Alan Campbell.


Franck Après un séjour en Nouvelle Zélande en avril 2019, à mon retour J’ai essayé les nymphes à Alan en juillet sur ma rivière préférée en Autriche, les conditions étaient parfaites (grand plat devant un barrage, eaux transparentes et profondeur d’environ 2 mètres) pour observer le comportement des truites.

A chaque passage de la nymphe, la truite est venue prendre celle-ci juste au début de la dérive en se déplaçant sur des distances étonnantes. De retour en France j’ai continué l’expérience sur les gros chevaines les résultats ont été très convaincants.

Après avoir vu l’efficacité de ces nymphes en Nouvelle Zélande et en Autriche il me tarde de continuer les essais sur les rivières française en 2020.

Septembre 2019



Dear Alan. Now it is only three months until we meet again. Looking forward as a kid !!

I met Alan for the first time in 2016, and have had many nice fishing trips with him ever since. Alan is always gentle and nice to be with. 
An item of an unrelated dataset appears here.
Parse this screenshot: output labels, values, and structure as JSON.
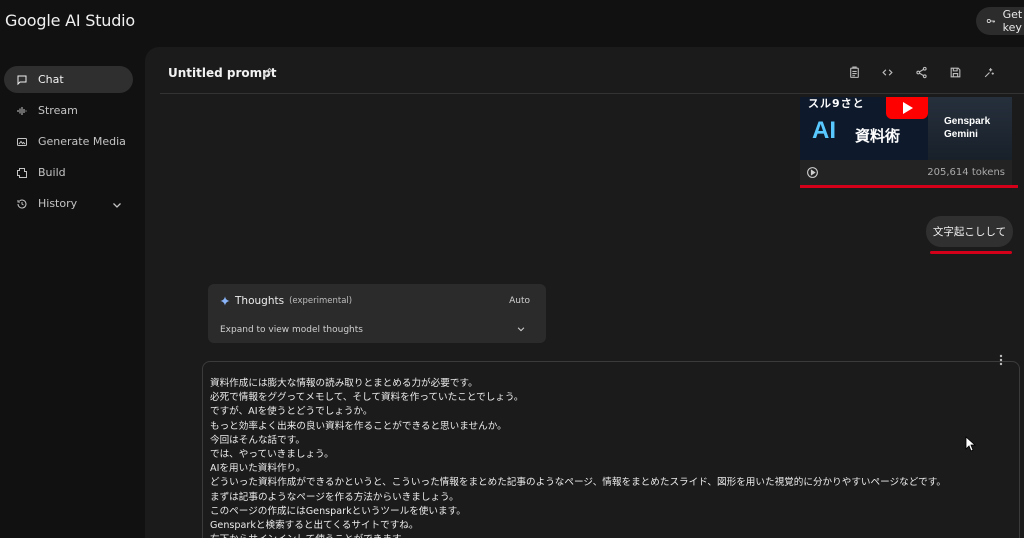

He also has solid knowledge of trout fishing in the region and in addition very keen on the fish’s well-being and not least the nature around. And that is in my spirit too.

He has also developed his own technique for fly tying – so his flies are irresistible to the trout …. I have also had the pleasure of meeting his pleasant wife Marie “at home”, several times, and greatly appreciate her and Alan’s hospitality. Visiting is always so nice. So, we’ll see you in January Alan.



Mark Easton

Like Alan I have the privilege of living in the shadow of New Zealand’s largest mountains where we are blessed with superb fishing opportunities. I regularly fish the area on my own and with friends but for over a decade twice a year I treat myself to “a day on the water” with Alan.

Everything about the day is special starting from the heartfelt warm greeting to the reflective warm inner glow as I drive my weary body home after an action packed day.

Alan chooses the best location for the conditions; He spots fish that others walk past. He makes and selects exquisitely tied flies. His patient skillful technique instruction ensure that I catch fish that my friends and I can normally only dream of guiding to the net.

If you want to live your fly fishing dreams spend a day in the spectacular McKenzie Basin with Alan. You won’t be disappointed.

Mark Easton


– fishing guide for over 25 years and the creator of the “Steel back Nymph”.